RECORDS FOR THIS TASK
--- START ---
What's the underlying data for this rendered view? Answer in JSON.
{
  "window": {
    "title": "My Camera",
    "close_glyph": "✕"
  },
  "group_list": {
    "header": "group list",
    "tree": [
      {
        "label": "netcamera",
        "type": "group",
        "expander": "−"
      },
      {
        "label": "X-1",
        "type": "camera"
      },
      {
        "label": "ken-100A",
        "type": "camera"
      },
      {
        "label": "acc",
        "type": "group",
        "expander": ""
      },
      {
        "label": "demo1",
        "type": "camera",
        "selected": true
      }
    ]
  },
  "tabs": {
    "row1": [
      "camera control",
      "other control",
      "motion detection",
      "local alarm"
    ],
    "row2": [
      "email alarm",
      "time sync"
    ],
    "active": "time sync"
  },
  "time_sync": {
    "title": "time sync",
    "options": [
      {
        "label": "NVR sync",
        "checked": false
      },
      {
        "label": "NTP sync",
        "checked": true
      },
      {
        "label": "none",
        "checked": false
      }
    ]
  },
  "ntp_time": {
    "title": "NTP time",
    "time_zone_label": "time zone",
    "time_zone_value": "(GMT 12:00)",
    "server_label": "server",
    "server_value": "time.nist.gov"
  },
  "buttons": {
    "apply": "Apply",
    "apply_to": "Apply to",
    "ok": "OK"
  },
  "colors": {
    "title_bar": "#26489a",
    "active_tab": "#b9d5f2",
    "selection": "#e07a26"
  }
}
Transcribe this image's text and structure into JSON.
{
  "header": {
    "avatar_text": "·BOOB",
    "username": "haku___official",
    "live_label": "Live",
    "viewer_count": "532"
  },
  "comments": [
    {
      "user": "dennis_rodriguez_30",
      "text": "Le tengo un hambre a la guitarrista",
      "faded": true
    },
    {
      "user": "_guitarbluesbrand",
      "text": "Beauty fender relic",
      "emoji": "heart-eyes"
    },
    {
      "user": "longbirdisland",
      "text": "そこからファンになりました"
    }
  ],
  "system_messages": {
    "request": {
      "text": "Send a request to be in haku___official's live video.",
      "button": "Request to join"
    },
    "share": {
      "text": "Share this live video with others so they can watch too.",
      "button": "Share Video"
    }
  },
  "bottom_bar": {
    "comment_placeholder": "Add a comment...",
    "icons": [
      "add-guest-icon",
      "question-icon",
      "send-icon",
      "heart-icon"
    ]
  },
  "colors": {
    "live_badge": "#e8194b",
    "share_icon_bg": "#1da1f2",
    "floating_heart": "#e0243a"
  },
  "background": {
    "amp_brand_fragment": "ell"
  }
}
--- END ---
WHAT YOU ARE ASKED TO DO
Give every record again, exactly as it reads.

SOLUTION TO THE PROBLEM
What's the underlying data for this rendered view? Answer in JSON.
{
  "window": {
    "title": "My Camera",
    "close_glyph": "✕"
  },
  "group_list": {
    "header": "group list",
    "tree": [
      {
        "label": "netcamera",
        "type": "group",
        "expander": "−"
      },
      {
        "label": "X-1",
        "type": "camera"
      },
      {
        "label": "ken-100A",
        "type": "camera"
      },
      {
        "label": "acc",
        "type": "group",
        "expander": ""
      },
      {
        "label": "demo1",
        "type": "camera",
        "selected": true
      }
    ]
  },
  "tabs": {
    "row1": [
      "camera control",
      "other control",
      "motion detection",
      "local alarm"
    ],
    "row2": [
      "email alarm",
      "time sync"
    ],
    "active": "time sync"
  },
  "time_sync": {
    "title": "time sync",
    "options": [
      {
        "label": "NVR sync",
        "checked": false
      },
      {
        "label": "NTP sync",
        "checked": true
      },
      {
        "label": "none",
        "checked": false
      }
    ]
  },
  "ntp_time": {
    "title": "NTP time",
    "time_zone_label": "time zone",
    "time_zone_value": "(GMT 12:00)",
    "server_label": "server",
    "server_value": "time.nist.gov"
  },
  "buttons": {
    "apply": "Apply",
    "apply_to": "Apply to",
    "ok": "OK"
  },
  "colors": {
    "title_bar": "#26489a",
    "active_tab": "#b9d5f2",
    "selection": "#e07a26"
  }
}
Transcribe this image's text and structure into JSON.
{
  "header": {
    "avatar_text": "·BOOB",
    "username": "haku___official",
    "live_label": "Live",
    "viewer_count": "532"
  },
  "comments": [
    {
      "user": "dennis_rodriguez_30",
      "text": "Le tengo un hambre a la guitarrista",
      "faded": true
    },
    {
      "user": "_guitarbluesbrand",
      "text": "Beauty fender relic",
      "emoji": "heart-eyes"
    },
    {
      "user": "longbirdisland",
      "text": "そこからファンになりました"
    }
  ],
  "system_messages": {
    "request": {
      "text": "Send a request to be in haku___official's live video.",
      "button": "Request to join"
    },
    "share": {
      "text": "Share this live video with others so they can watch too.",
      "button": "Share Video"
    }
  },
  "bottom_bar": {
    "comment_placeholder": "Add a comment...",
    "icons": [
      "add-guest-icon",
      "question-icon",
      "send-icon",
      "heart-icon"
    ]
  },
  "colors": {
    "live_badge": "#e8194b",
    "share_icon_bg": "#1da1f2",
    "floating_heart": "#e0243a"
  },
  "background": {
    "amp_brand_fragment": "ell"
  }
}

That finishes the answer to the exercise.